Newest Black American Girl Doll, Melody, Sparks Look Back At Addy’s Debut
By Haleema Shah
This year, American Girl, known for its historically themed children’s books and mail order dolls made an announcement – it would add a new doll to its historic line. The doll, named Melody Ellison, would be a 9-year-old African-American girl growing up in Detroit during the Civil Rights movement.
Melody isn’t the only African-American doll in the American Girl collection, but her introduction in February has sparked a look back at the first and only other African-American doll in the collection – Addy Walker.
Addy, introduced in 1993, is an escaped slave growing up at the end of the Civil War. Her story and experience as a slave was carefully crafted to be suitable for children, said Aisha Harris, a culture writer for Slate magazine and host of its podcast, Represent.
“It does a really good job of exposing kids to slavery, perhaps for the first time … and I think it does it in a way that really works well for kids that age,” Harris said if Addy.

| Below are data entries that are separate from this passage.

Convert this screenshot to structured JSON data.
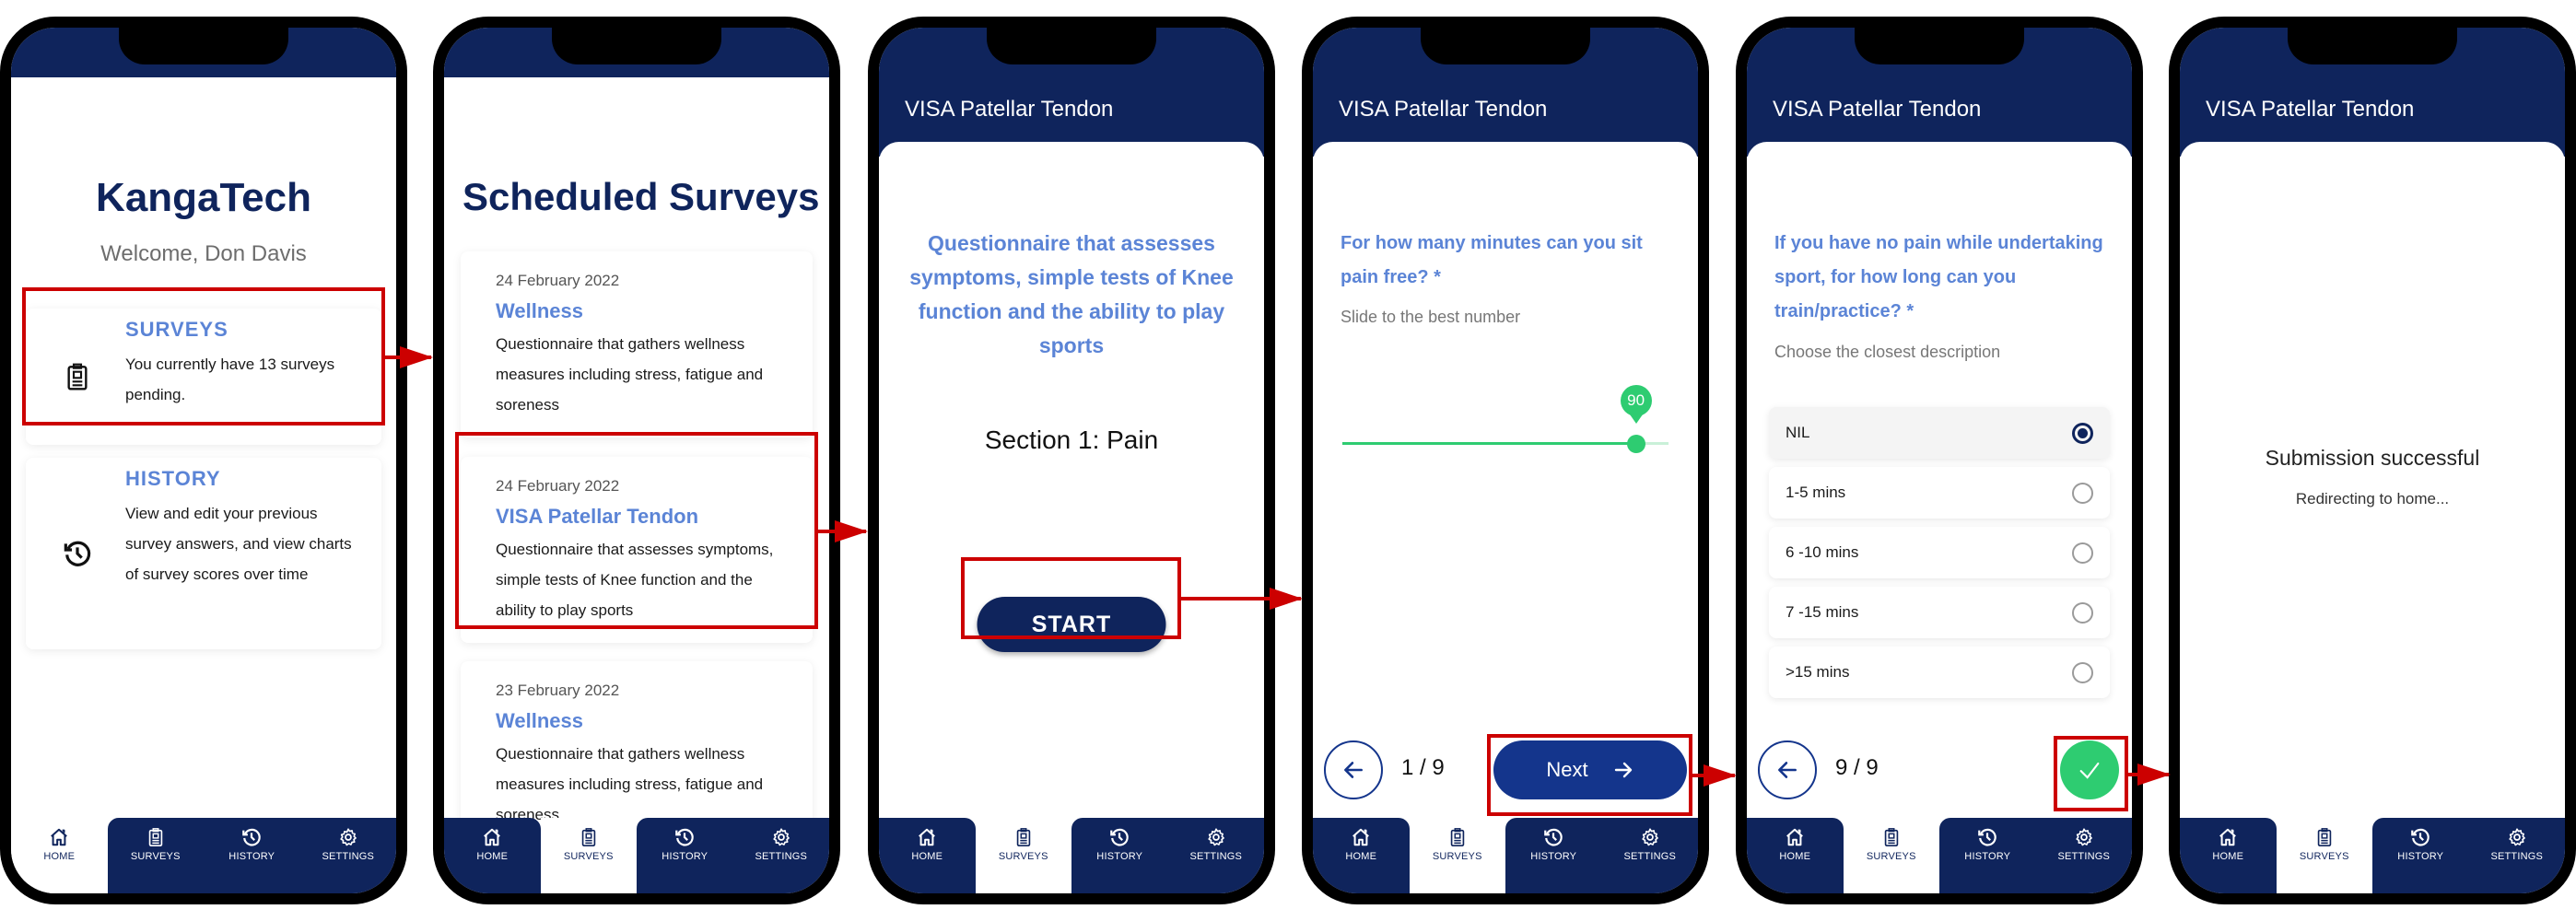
{
  "colors": {
    "navy": "#0f245c",
    "accent_blue": "#5b84d6",
    "button_blue": "#14358c",
    "success_green": "#2ecc71",
    "annotation_red": "#cc0000"
  },
  "nav": {
    "items": [
      {
        "label": "HOME",
        "icon": "home-icon"
      },
      {
        "label": "SURVEYS",
        "icon": "clipboard-icon"
      },
      {
        "label": "HISTORY",
        "icon": "history-icon"
      },
      {
        "label": "SETTINGS",
        "icon": "gear-icon"
      }
    ]
  },
  "screens": {
    "home": {
      "app_title": "KangaTech",
      "welcome": "Welcome, Don Davis",
      "active_tab": "HOME",
      "cards": [
        {
          "title": "SURVEYS",
          "text": "You currently have 13 surveys pending.",
          "icon": "clipboard-icon"
        },
        {
          "title": "HISTORY",
          "text": "View and edit your previous survey answers, and view charts of survey scores over time",
          "icon": "history-icon"
        }
      ]
    },
    "scheduled": {
      "title": "Scheduled Surveys",
      "active_tab": "SURVEYS",
      "surveys": [
        {
          "date": "24 February 2022",
          "name": "Wellness",
          "description": "Questionnaire that gathers wellness measures including stress, fatigue and soreness"
        },
        {
          "date": "24 February 2022",
          "name": "VISA Patellar Tendon",
          "description": "Questionnaire that assesses symptoms, simple tests of Knee function and the ability to play sports"
        },
        {
          "date": "23 February 2022",
          "name": "Wellness",
          "description": "Questionnaire that gathers wellness measures including stress, fatigue and soreness"
        }
      ]
    },
    "intro": {
      "header": "VISA Patellar Tendon",
      "description": "Questionnaire that assesses symptoms, simple tests of Knee function and the ability to play sports",
      "section": "Section 1: Pain",
      "start_label": "START",
      "active_tab": "SURVEYS"
    },
    "question1": {
      "header": "VISA Patellar Tendon",
      "question": "For how many minutes can you sit pain free? *",
      "hint": "Slide to the best number",
      "slider": {
        "value": 90,
        "min": 0,
        "max": 100
      },
      "page": "1 / 9",
      "next_label": "Next",
      "active_tab": "SURVEYS"
    },
    "question9": {
      "header": "VISA Patellar Tendon",
      "question": "If you have no pain while undertaking sport, for how long can you train/practice? *",
      "hint": "Choose the closest description",
      "options": [
        {
          "label": "NIL",
          "selected": true
        },
        {
          "label": "1-5 mins",
          "selected": false
        },
        {
          "label": "6 -10 mins",
          "selected": false
        },
        {
          "label": "7 -15 mins",
          "selected": false
        },
        {
          "label": ">15 mins",
          "selected": false
        }
      ],
      "page": "9 / 9",
      "active_tab": "SURVEYS"
    },
    "done": {
      "header": "VISA Patellar Tendon",
      "message": "Submission successful",
      "sub_message": "Redirecting to home...",
      "active_tab": "SURVEYS"
    }
  }
}
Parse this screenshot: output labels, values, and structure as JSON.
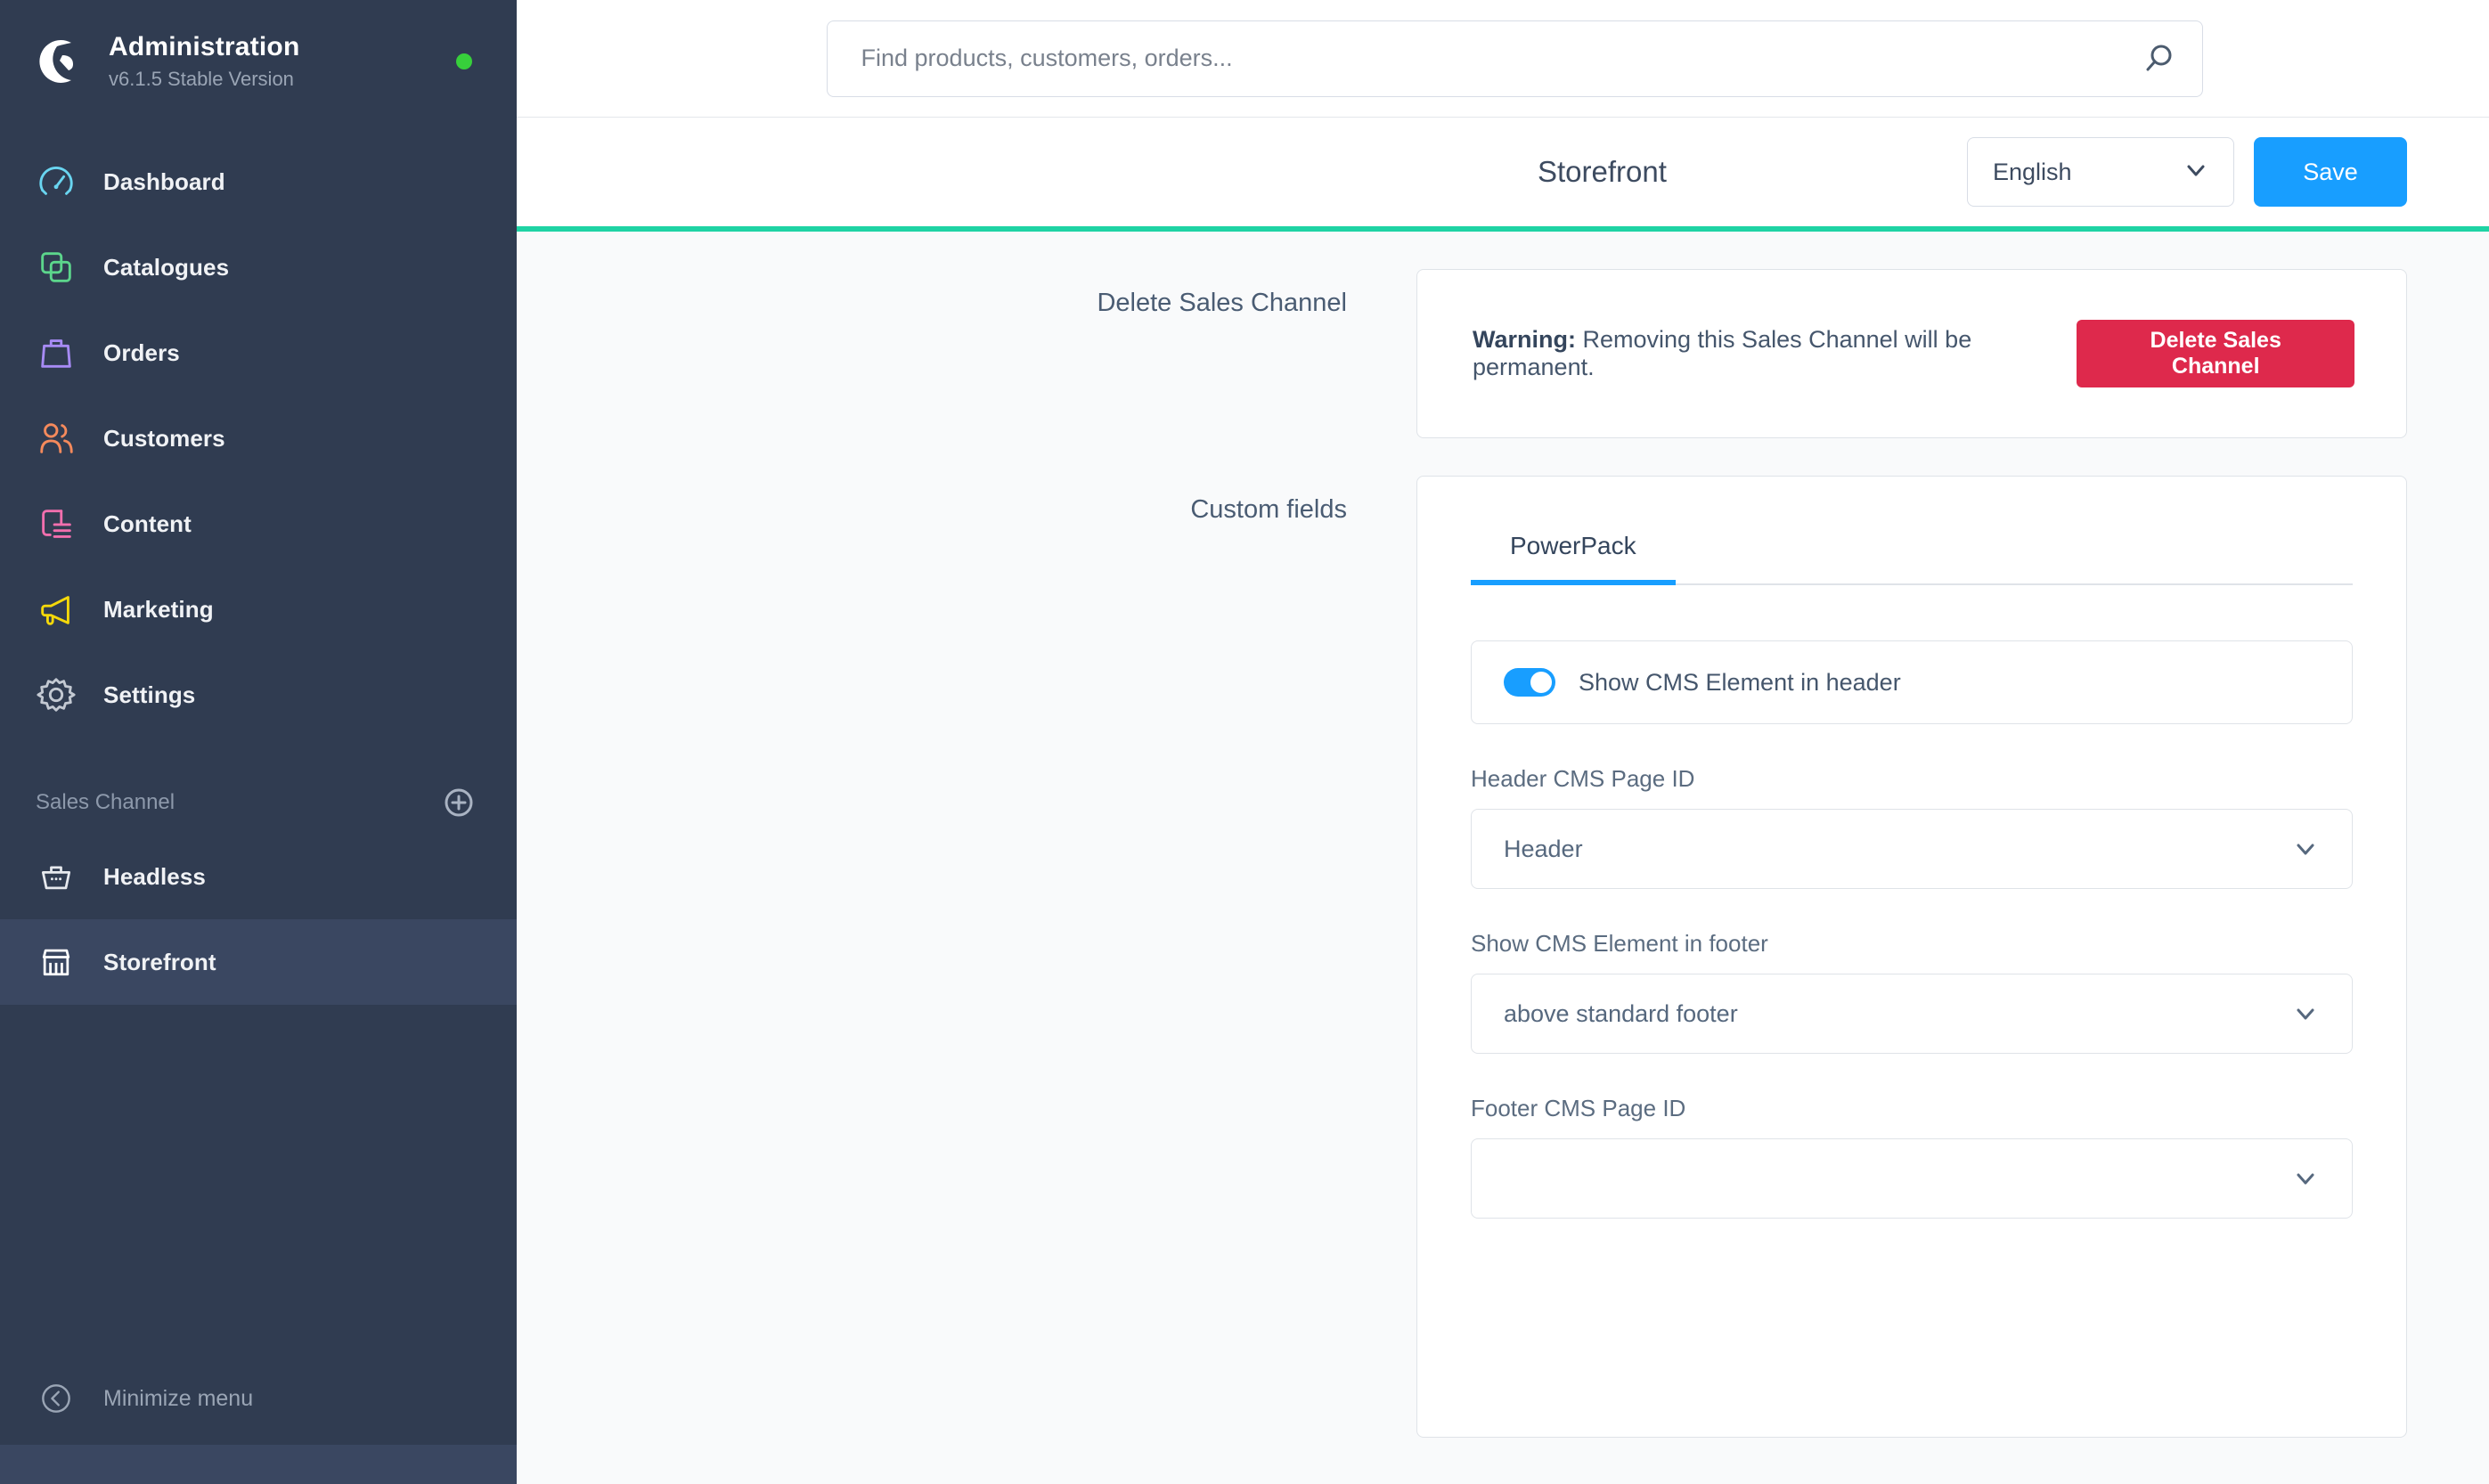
{
  "sidebar": {
    "brand": {
      "title": "Administration",
      "version": "v6.1.5 Stable Version",
      "status_color": "#37d03b"
    },
    "items": [
      {
        "label": "Dashboard",
        "icon": "gauge-icon",
        "color": "#69d5f0"
      },
      {
        "label": "Catalogues",
        "icon": "copy-icon",
        "color": "#5cd68c"
      },
      {
        "label": "Orders",
        "icon": "bag-icon",
        "color": "#a78bf5"
      },
      {
        "label": "Customers",
        "icon": "users-icon",
        "color": "#f58a5c"
      },
      {
        "label": "Content",
        "icon": "content-icon",
        "color": "#f26fae"
      },
      {
        "label": "Marketing",
        "icon": "megaphone-icon",
        "color": "#f5d90a"
      },
      {
        "label": "Settings",
        "icon": "gear-icon",
        "color": "#c3c9d2"
      }
    ],
    "sales_channel": {
      "heading": "Sales Channel",
      "add_icon": "plus-circle-icon",
      "items": [
        {
          "label": "Headless",
          "icon": "basket-icon",
          "active": false
        },
        {
          "label": "Storefront",
          "icon": "store-icon",
          "active": true
        }
      ]
    },
    "minimize": {
      "label": "Minimize menu",
      "icon": "chevron-left-circle-icon"
    }
  },
  "topbar": {
    "search": {
      "placeholder": "Find products, customers, orders...",
      "value": "",
      "icon": "search-icon"
    }
  },
  "pagehead": {
    "title": "Storefront",
    "language": {
      "value": "English",
      "icon": "chevron-down-icon"
    },
    "save_label": "Save",
    "accent_color": "#1fd3a4"
  },
  "delete_section": {
    "label": "Delete Sales Channel",
    "warning_prefix": "Warning:",
    "warning_text": " Removing this Sales Channel will be permanent.",
    "button_label": "Delete Sales Channel",
    "button_color": "#de294c"
  },
  "custom_fields": {
    "label": "Custom fields",
    "tabs": [
      {
        "label": "PowerPack",
        "active": true
      }
    ],
    "toggle": {
      "label": "Show CMS Element in header",
      "on": true,
      "color": "#189eff"
    },
    "fields": [
      {
        "label": "Header CMS Page ID",
        "value": "Header",
        "icon": "chevron-down-icon"
      },
      {
        "label": "Show CMS Element in footer",
        "value": "above standard footer",
        "icon": "chevron-down-icon"
      },
      {
        "label": "Footer CMS Page ID",
        "value": "",
        "icon": "chevron-down-icon"
      }
    ]
  }
}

While some might celebrate Addy for being a character that brings tragic parts of American history into the consciousness of children in an age-appropriate way, Harris said there has been disapproval of making the first African-American doll in the collection a runaway slave.
Critics have written that unlike other American Girl dolls who were characterized by “free-spiritedness, a defiant personality and the courage to defy expectations,” as one writer wrote, Addy’s America was so challenging her personality was overshadowed by the adversity of her situation.
“Felicity was a plucky colonial Williamsburg girl, (and) Samantha was an orphan and living with her wealthy grandmother in the early 1900s,” Harris said. “Compare their stories to Addy’s … (which) deals with a very, very sensitive topic.”
Harris said as a young girl she grappled with the combination of understanding the facts of Addy’s life and playing with a doll.
“It was rough because I enjoyed playing with her … but it was also the first time I noticed that my ancestry (and) my history was different from my white peers,” Harris said. “And it was different in a way that felt uncomfortable. At the same time, I think (Addy) is so important and meant so much to so many little girls.”
Harris said incorporating Addy into the American Girl collection was a crucial step in representation for children’s toys, especially for “people that are not white and living in this country,” and welcomed the most recent historic doll’s arrival to the American Girl company.
“I’m really happy now that there’s more than just (Addy) and that we have someone like Melody,” Harris said. “And hopefully it won’t be that long of a distance until we get the next Black American Girl.”